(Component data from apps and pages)
══════
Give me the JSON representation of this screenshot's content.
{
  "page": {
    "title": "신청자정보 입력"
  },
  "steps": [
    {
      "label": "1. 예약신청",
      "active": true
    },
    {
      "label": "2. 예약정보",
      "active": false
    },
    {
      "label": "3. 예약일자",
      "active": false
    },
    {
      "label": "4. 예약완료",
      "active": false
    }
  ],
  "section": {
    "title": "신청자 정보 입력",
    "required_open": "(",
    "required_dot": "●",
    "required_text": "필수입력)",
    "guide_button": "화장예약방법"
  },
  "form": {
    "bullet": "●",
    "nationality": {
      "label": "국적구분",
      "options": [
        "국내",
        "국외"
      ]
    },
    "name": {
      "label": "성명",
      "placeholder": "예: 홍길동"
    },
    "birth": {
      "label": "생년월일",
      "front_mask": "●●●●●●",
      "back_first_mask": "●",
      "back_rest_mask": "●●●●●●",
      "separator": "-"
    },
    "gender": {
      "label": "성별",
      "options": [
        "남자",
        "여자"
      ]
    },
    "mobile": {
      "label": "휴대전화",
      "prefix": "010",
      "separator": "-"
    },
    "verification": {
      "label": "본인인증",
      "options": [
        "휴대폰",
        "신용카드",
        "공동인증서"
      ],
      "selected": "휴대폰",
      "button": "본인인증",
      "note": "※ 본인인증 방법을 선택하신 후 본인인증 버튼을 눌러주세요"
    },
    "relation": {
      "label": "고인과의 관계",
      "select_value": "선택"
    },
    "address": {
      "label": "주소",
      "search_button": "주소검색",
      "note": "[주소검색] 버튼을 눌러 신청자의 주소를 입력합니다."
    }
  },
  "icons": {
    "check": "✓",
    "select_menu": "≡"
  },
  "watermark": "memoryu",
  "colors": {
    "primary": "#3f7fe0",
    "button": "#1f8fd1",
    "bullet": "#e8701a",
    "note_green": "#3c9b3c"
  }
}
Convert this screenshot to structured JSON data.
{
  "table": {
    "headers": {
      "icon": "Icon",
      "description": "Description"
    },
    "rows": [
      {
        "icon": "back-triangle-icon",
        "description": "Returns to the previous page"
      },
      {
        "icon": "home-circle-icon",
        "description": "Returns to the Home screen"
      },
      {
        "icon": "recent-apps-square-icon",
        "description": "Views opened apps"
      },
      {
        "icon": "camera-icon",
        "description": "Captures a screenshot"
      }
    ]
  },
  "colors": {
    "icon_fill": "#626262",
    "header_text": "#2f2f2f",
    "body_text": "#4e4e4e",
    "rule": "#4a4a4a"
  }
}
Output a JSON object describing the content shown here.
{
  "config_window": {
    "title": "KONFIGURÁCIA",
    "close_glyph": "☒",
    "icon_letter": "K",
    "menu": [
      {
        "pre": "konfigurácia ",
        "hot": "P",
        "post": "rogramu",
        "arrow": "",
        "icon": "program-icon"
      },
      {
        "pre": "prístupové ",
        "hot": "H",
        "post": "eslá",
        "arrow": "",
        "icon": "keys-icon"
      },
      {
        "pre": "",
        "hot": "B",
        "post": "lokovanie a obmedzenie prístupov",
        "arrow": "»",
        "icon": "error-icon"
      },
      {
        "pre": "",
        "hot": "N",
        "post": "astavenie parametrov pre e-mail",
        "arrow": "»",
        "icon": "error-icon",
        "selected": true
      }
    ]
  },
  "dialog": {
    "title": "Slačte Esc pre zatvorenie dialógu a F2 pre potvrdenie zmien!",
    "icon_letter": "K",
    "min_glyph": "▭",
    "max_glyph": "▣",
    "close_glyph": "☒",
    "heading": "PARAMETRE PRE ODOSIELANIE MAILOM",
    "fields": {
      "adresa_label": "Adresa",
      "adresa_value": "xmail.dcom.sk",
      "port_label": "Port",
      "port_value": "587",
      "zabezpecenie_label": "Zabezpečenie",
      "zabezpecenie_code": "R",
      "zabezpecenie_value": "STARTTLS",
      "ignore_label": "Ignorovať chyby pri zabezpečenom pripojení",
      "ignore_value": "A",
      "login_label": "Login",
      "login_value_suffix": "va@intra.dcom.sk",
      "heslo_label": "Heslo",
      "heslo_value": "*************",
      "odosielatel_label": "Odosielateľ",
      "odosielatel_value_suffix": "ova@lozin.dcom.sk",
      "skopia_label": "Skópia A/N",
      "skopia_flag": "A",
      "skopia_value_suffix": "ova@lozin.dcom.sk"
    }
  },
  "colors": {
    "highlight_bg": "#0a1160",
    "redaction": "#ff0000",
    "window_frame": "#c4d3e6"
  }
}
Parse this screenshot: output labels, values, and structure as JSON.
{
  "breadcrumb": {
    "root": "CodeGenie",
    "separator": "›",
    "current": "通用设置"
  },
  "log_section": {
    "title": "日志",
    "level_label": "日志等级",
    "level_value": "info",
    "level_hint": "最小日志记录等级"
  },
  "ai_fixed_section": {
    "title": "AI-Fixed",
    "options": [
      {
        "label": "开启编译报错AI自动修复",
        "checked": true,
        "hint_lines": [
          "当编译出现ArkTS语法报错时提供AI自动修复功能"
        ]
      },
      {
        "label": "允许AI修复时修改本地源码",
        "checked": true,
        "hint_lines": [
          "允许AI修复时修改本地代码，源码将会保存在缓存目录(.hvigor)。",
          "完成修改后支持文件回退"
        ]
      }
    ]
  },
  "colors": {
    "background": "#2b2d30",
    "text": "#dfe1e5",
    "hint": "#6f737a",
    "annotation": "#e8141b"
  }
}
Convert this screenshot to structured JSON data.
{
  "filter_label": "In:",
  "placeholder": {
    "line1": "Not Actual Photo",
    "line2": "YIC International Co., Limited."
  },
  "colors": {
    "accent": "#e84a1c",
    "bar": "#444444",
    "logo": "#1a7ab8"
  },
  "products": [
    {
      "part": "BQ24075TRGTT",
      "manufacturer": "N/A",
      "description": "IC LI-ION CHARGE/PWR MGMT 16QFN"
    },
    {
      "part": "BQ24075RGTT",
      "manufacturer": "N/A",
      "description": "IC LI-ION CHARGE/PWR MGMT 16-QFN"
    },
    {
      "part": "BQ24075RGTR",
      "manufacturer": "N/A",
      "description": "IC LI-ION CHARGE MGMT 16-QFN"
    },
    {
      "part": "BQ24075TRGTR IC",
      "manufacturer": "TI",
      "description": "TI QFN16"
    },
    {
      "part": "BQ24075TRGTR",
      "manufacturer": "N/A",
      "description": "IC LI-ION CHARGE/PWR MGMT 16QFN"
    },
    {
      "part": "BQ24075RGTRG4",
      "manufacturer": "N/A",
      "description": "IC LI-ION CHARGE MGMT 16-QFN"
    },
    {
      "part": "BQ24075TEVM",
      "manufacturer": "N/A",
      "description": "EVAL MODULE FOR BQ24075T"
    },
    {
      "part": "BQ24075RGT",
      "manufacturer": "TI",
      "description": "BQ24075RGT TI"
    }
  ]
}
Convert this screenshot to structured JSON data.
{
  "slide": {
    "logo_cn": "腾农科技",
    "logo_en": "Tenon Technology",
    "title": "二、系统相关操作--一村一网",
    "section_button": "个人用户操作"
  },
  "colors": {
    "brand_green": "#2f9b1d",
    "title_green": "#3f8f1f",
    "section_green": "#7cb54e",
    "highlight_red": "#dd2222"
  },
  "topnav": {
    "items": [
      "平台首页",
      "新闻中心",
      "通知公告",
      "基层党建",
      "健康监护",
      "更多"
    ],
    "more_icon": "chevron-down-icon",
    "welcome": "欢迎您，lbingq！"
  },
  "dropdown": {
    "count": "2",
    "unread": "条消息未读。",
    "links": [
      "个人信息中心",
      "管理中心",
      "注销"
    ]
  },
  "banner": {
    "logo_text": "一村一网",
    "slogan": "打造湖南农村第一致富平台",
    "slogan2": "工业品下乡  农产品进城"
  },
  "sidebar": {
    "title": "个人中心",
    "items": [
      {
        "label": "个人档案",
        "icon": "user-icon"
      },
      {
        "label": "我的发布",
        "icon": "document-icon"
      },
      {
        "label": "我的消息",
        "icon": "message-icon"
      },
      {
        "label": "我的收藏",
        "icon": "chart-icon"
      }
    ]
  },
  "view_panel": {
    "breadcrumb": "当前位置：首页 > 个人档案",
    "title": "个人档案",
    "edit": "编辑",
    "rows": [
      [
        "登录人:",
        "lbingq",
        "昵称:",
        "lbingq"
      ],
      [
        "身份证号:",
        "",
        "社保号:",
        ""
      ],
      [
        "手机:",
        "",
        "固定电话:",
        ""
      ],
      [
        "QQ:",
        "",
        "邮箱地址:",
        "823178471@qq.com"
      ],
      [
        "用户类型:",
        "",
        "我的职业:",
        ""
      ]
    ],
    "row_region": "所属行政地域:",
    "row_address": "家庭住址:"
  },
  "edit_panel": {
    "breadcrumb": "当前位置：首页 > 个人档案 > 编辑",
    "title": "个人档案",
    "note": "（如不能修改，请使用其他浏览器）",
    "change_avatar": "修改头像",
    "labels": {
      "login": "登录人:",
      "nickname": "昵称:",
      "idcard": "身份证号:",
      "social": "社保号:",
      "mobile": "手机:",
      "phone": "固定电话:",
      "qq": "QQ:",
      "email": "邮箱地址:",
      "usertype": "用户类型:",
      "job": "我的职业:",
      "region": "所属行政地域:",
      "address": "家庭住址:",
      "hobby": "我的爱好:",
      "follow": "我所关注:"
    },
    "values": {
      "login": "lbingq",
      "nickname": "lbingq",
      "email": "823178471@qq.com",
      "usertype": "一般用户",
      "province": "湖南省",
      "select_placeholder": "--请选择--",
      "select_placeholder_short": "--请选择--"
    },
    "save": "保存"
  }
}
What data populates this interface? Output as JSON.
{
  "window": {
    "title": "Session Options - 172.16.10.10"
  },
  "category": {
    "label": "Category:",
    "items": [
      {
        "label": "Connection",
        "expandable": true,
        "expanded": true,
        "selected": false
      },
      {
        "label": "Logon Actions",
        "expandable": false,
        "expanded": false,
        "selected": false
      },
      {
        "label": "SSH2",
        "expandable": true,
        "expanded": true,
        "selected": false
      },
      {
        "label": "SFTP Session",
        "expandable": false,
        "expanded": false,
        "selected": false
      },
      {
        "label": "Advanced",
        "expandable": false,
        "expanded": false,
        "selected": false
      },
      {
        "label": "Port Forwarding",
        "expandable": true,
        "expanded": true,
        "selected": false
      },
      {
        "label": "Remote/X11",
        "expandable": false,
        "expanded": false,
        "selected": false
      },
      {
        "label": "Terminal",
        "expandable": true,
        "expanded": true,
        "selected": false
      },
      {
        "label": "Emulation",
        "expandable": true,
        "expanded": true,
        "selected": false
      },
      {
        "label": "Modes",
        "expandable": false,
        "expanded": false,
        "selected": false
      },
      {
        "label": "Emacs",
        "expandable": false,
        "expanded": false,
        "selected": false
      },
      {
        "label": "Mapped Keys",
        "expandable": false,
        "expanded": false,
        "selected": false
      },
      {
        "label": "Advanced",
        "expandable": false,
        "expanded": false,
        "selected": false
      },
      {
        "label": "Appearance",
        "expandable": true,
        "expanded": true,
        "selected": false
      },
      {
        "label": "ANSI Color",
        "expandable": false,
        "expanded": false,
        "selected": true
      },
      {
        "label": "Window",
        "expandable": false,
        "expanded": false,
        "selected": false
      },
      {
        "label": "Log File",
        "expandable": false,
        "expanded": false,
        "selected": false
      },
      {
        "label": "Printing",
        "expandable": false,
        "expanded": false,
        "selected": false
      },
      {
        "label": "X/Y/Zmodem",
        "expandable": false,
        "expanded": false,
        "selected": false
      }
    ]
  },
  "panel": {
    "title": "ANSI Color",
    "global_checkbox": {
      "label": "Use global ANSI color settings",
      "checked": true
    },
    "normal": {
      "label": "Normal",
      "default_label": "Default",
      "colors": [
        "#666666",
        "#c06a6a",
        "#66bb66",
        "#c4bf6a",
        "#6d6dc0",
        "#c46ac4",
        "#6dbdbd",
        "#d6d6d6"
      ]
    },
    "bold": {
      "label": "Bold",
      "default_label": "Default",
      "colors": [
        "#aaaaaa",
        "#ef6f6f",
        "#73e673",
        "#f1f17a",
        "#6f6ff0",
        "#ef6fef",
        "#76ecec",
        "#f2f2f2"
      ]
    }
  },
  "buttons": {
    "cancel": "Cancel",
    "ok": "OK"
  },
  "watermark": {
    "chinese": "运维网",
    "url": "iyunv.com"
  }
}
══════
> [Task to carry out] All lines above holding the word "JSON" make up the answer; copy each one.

> [Exercise answer]
Give me the JSON representation of this screenshot's content.
Convert this screenshot to structured JSON data.
Output a JSON object describing the content shown here.
Parse this screenshot: output labels, values, and structure as JSON.
Convert this screenshot to structured JSON data.
Convert this screenshot to structured JSON data.
What data populates this interface? Output as JSON.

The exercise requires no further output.